Nationals Select Strasburg No. 1 Overall
"We are thrilled to select someone with the special talents Stephen possesses," acting Washington general manager Mike Rizzo said in a statement. "Those talents have long been on our radar, and Stephen's domination at San Diego State and vast experiences gained with Team USA last summer have done nothing to change our thougts about his abilities."
About an hour before the Nationals made their pick, heavy showers began to fall on Washington. Was it one last sign that one of the most downtrodden franchises in baseball is headed for a new dawn?
Perhaps, but the Strasburg saga is only beginning in Washington. The flame-throwing right-hander, who is capable of hitting triple digits on the radar gun with regularity, is being advised by superagent Scott Boras, and he is certainly going to be looking for a record payday.
Strasburg has been called the best college pitcher ever in some corners, and negotiations between Boras and the Nationals are likely to go down to the wire on Aug. 17, the deadline for teams to sign 2009 draft picks.
"It's now in Washington's hands," commissioner Bud Selig said from Secaucus, N.J., where the draft was being televised. "They know what draft choices have gotten. Everybody knows. So they're on their own."
Rizzo, who dueled with Boras in 2004 when he was Diamondbacks scouting director and drafted shortstop Stephen Drew first overall, did not seem intimidated by the prospect of a contentious back and forth.
"We weren't going to pass on the best player in the draft," Rizzo said.
"We don't negotiate through the media, so I'm not going to do that here," he said of the potentially nail-biting negotiations, "but we spoke to Scott Boras. ... We also had a detailed call with Stephen Strasburg and he was elated to be drafted by the Nationals and picked first overall."
How quickly he does sign could impact when he gets to the major leagues, and in what role.
"It's all about timing and when we sign him," Rizzo said.
The organization would be hesitant to thrust him into a starting role if he took the full two months to sign, Rizzo said, citing the need to build his arm strength back up if he sits out that long while a contract is worked out. That would make it unlikely that he reaches the majors as a starter this year, though the team could still bring him up in September as a reliever.
Beyond the question of if he will sign with the Nationals -- and for all the bluster coming from the Boras camp about $50 million bonuses, it seems like he ultimately will -- there is the question of if he can possibly live up to all the hype. From Ben McDonald to Mark Prior, draft history is littered with pitchers who were taken first overall and ultimately flamed out.
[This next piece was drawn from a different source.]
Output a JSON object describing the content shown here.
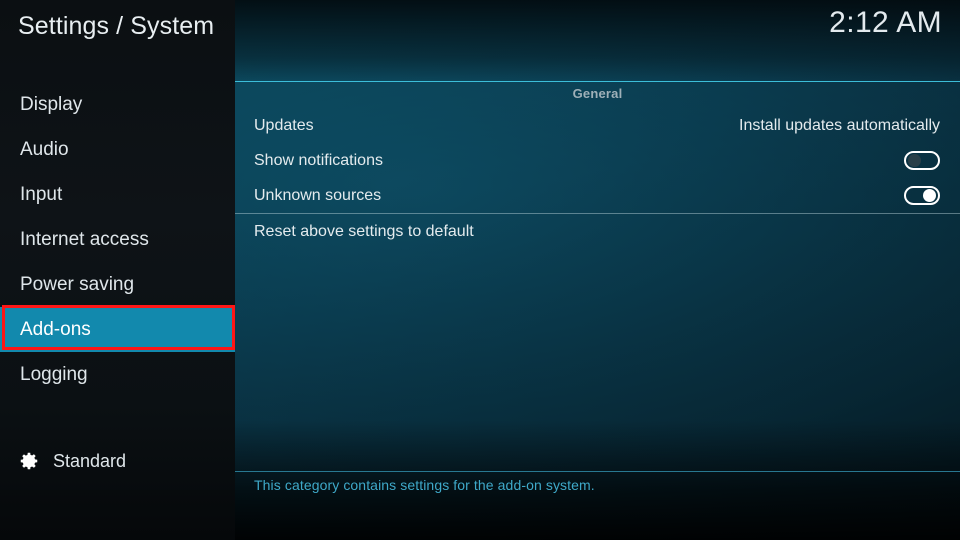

Strasburg's college coach, Hall of Famer Tony Gwynn, is confident that he can live up to the enormous pressure and expectations that will be placed on him by fans in Washington.
"Everybody from the end of last season to today thought he would be in the position he's in today, and he wasn't fazed by it. He kept his nose to the grindstone and here he is," Gwynn said.
And what about the ugly history of pitchers taken first overall?
"Maybe the right guy hasn't been in that situation [before]," he said. "Stephen's a guy who can handle it."
Despite the hype and the talent, Gwynn insisted that he isn't major league ready, but he did concede that he could compete at the top level because of his "baseball savvy."
"This is a great day in Nationals history," Rizzo said. "We couldn't have been pleased any more."
Maybe so, but in many ways, the intrigue is only just beginning. Now it becomes a matter of if, when and can.
If the Nationals sign Strasburg, when will he be ready and can he possibly live up to the hype?
All that anticipation for draft day, and the waiting game is only just beginning.